# TASK DETAILS
The records below are to be reproduced word for word.

Data items:
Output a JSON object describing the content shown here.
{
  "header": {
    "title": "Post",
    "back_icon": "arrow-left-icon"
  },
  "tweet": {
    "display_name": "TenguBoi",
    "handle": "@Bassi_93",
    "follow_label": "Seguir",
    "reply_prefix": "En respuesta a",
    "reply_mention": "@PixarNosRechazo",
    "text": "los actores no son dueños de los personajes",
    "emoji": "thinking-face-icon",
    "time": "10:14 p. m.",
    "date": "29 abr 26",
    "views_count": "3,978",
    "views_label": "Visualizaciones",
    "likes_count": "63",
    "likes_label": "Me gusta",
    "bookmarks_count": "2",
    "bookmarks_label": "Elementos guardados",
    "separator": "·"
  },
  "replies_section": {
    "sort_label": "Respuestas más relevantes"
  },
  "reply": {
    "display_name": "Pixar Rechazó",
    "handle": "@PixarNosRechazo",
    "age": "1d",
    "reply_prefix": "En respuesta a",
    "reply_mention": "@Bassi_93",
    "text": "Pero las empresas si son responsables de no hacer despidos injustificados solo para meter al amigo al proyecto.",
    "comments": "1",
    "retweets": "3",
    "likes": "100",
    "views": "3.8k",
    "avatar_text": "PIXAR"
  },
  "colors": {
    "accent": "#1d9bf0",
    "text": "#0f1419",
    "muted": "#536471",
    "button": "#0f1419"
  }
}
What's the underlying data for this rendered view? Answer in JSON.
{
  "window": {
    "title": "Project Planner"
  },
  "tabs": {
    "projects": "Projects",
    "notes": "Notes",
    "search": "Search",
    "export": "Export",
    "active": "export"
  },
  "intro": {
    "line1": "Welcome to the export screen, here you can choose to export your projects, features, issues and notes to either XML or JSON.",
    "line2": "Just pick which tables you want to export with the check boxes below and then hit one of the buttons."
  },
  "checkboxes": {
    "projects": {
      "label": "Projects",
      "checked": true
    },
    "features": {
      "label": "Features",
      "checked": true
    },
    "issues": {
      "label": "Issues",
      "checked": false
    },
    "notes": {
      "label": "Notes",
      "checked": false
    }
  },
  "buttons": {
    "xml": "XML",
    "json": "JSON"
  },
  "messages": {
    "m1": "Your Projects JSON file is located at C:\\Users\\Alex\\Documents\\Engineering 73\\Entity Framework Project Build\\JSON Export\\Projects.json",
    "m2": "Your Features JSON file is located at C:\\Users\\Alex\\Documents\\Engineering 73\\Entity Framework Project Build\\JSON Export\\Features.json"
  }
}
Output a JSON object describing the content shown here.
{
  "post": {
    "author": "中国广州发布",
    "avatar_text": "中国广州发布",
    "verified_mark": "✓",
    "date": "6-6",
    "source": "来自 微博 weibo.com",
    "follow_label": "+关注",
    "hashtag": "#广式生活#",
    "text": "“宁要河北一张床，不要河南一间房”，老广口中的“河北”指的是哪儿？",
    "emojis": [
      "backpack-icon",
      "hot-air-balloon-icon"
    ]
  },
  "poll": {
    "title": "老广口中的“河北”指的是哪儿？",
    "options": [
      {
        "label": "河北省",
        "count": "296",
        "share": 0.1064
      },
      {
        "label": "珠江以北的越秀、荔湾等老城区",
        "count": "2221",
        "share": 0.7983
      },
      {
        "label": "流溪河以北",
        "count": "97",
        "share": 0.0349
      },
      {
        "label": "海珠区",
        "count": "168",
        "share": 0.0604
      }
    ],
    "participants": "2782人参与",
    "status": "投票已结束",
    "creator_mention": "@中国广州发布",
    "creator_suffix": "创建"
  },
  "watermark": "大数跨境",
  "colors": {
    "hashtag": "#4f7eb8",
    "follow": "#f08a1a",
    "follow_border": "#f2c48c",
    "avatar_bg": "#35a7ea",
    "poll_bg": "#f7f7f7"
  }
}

# RESPONSE BELOW
Output a JSON object describing the content shown here.
{
  "header": {
    "title": "Post",
    "back_icon": "arrow-left-icon"
  },
  "tweet": {
    "display_name": "TenguBoi",
    "handle": "@Bassi_93",
    "follow_label": "Seguir",
    "reply_prefix": "En respuesta a",
    "reply_mention": "@PixarNosRechazo",
    "text": "los actores no son dueños de los personajes",
    "emoji": "thinking-face-icon",
    "time": "10:14 p. m.",
    "date": "29 abr 26",
    "views_count": "3,978",
    "views_label": "Visualizaciones",
    "likes_count": "63",
    "likes_label": "Me gusta",
    "bookmarks_count": "2",
    "bookmarks_label": "Elementos guardados",
    "separator": "·"
  },
  "replies_section": {
    "sort_label": "Respuestas más relevantes"
  },
  "reply": {
    "display_name": "Pixar Rechazó",
    "handle": "@PixarNosRechazo",
    "age": "1d",
    "reply_prefix": "En respuesta a",
    "reply_mention": "@Bassi_93",
    "text": "Pero las empresas si son responsables de no hacer despidos injustificados solo para meter al amigo al proyecto.",
    "comments": "1",
    "retweets": "3",
    "likes": "100",
    "views": "3.8k",
    "avatar_text": "PIXAR"
  },
  "colors": {
    "accent": "#1d9bf0",
    "text": "#0f1419",
    "muted": "#536471",
    "button": "#0f1419"
  }
}
What's the underlying data for this rendered view? Answer in JSON.
{
  "window": {
    "title": "Project Planner"
  },
  "tabs": {
    "projects": "Projects",
    "notes": "Notes",
    "search": "Search",
    "export": "Export",
    "active": "export"
  },
  "intro": {
    "line1": "Welcome to the export screen, here you can choose to export your projects, features, issues and notes to either XML or JSON.",
    "line2": "Just pick which tables you want to export with the check boxes below and then hit one of the buttons."
  },
  "checkboxes": {
    "projects": {
      "label": "Projects",
      "checked": true
    },
    "features": {
      "label": "Features",
      "checked": true
    },
    "issues": {
      "label": "Issues",
      "checked": false
    },
    "notes": {
      "label": "Notes",
      "checked": false
    }
  },
  "buttons": {
    "xml": "XML",
    "json": "JSON"
  },
  "messages": {
    "m1": "Your Projects JSON file is located at C:\\Users\\Alex\\Documents\\Engineering 73\\Entity Framework Project Build\\JSON Export\\Projects.json",
    "m2": "Your Features JSON file is located at C:\\Users\\Alex\\Documents\\Engineering 73\\Entity Framework Project Build\\JSON Export\\Features.json"
  }
}
Output a JSON object describing the content shown here.
{
  "post": {
    "author": "中国广州发布",
    "avatar_text": "中国广州发布",
    "verified_mark": "✓",
    "date": "6-6",
    "source": "来自 微博 weibo.com",
    "follow_label": "+关注",
    "hashtag": "#广式生活#",
    "text": "“宁要河北一张床，不要河南一间房”，老广口中的“河北”指的是哪儿？",
    "emojis": [
      "backpack-icon",
      "hot-air-balloon-icon"
    ]
  },
  "poll": {
    "title": "老广口中的“河北”指的是哪儿？",
    "options": [
      {
        "label": "河北省",
        "count": "296",
        "share": 0.1064
      },
      {
        "label": "珠江以北的越秀、荔湾等老城区",
        "count": "2221",
        "share": 0.7983
      },
      {
        "label": "流溪河以北",
        "count": "97",
        "share": 0.0349
      },
      {
        "label": "海珠区",
        "count": "168",
        "share": 0.0604
      }
    ],
    "participants": "2782人参与",
    "status": "投票已结束",
    "creator_mention": "@中国广州发布",
    "creator_suffix": "创建"
  },
  "watermark": "大数跨境",
  "colors": {
    "hashtag": "#4f7eb8",
    "follow": "#f08a1a",
    "follow_border": "#f2c48c",
    "avatar_bg": "#35a7ea",
    "poll_bg": "#f7f7f7"
  }
}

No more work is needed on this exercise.